Provided records Start Marker
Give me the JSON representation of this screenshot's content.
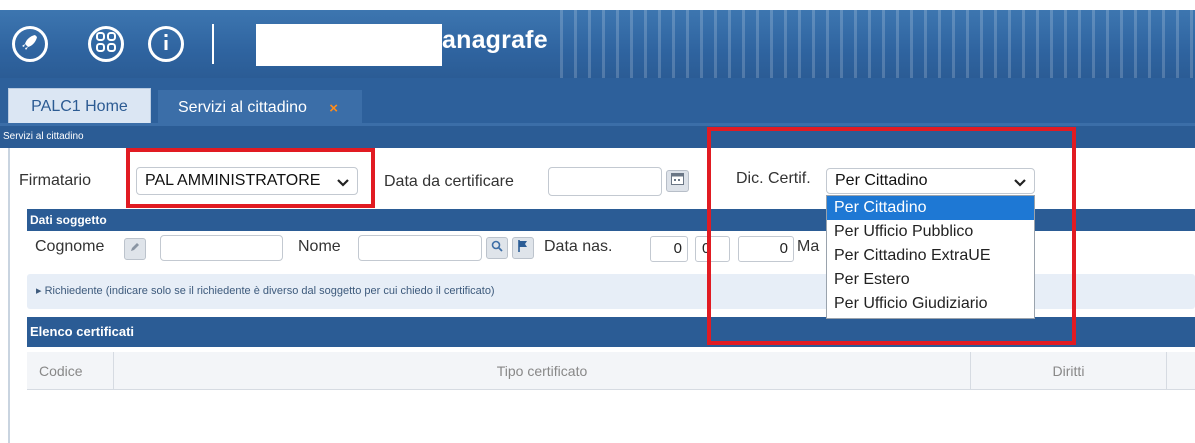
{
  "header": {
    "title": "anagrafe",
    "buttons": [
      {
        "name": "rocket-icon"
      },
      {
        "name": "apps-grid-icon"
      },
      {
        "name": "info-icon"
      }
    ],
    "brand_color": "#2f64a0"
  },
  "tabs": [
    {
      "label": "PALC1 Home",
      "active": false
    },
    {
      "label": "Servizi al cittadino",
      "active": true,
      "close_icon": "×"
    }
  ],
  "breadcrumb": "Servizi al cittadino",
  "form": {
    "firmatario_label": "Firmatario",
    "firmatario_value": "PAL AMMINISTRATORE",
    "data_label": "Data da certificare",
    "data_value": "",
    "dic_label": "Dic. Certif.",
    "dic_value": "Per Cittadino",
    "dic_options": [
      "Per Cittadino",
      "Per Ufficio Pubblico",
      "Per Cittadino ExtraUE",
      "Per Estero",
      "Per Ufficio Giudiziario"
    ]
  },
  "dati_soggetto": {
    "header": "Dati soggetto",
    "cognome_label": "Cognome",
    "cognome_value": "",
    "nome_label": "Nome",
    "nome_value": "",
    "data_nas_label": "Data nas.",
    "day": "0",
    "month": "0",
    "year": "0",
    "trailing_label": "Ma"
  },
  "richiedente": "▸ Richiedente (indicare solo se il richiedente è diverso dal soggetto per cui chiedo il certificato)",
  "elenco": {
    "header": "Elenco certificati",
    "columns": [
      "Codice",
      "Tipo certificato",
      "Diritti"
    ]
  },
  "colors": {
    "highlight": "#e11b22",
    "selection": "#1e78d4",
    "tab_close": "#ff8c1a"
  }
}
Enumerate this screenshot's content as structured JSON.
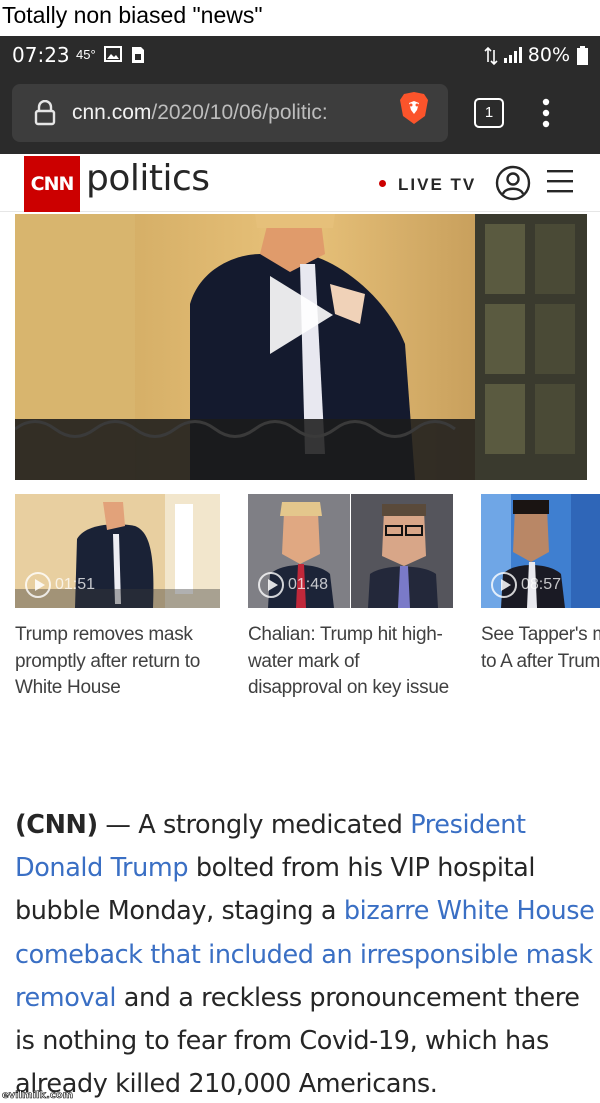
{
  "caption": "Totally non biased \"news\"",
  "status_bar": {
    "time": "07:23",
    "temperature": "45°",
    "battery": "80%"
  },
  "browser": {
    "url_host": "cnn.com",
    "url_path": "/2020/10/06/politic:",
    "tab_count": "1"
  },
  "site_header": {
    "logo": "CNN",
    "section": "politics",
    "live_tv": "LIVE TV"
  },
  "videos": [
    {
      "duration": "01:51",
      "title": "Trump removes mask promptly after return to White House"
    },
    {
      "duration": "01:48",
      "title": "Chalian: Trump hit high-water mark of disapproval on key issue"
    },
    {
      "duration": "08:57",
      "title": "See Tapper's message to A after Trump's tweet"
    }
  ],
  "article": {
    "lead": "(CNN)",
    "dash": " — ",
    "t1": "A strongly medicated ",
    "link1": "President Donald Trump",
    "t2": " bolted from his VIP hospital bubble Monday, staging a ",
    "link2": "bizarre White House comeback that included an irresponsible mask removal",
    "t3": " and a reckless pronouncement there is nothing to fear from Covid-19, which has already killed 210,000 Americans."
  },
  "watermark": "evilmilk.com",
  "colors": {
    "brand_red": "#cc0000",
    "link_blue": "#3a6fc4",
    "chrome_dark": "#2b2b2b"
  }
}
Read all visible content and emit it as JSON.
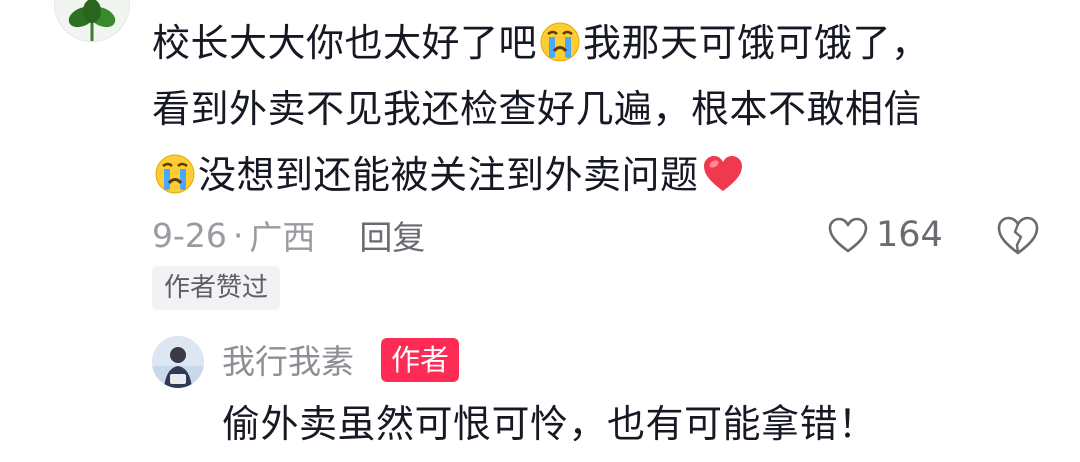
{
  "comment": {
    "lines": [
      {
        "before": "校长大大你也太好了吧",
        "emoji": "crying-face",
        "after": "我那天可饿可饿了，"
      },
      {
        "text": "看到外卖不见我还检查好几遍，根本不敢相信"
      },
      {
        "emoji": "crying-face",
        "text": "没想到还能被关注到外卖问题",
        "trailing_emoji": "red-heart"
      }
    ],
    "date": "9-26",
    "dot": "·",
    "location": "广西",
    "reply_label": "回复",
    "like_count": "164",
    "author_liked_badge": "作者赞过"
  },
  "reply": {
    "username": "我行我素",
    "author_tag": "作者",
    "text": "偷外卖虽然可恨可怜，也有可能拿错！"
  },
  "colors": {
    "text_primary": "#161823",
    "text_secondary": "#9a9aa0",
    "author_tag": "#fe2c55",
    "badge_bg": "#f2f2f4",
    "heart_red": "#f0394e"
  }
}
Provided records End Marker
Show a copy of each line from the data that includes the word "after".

      "title": "Trump removes mask promptly after return to White House"
      "title": "See Tapper's message to A after Trump's tweet"
        "after": "我那天可饿可饿了，"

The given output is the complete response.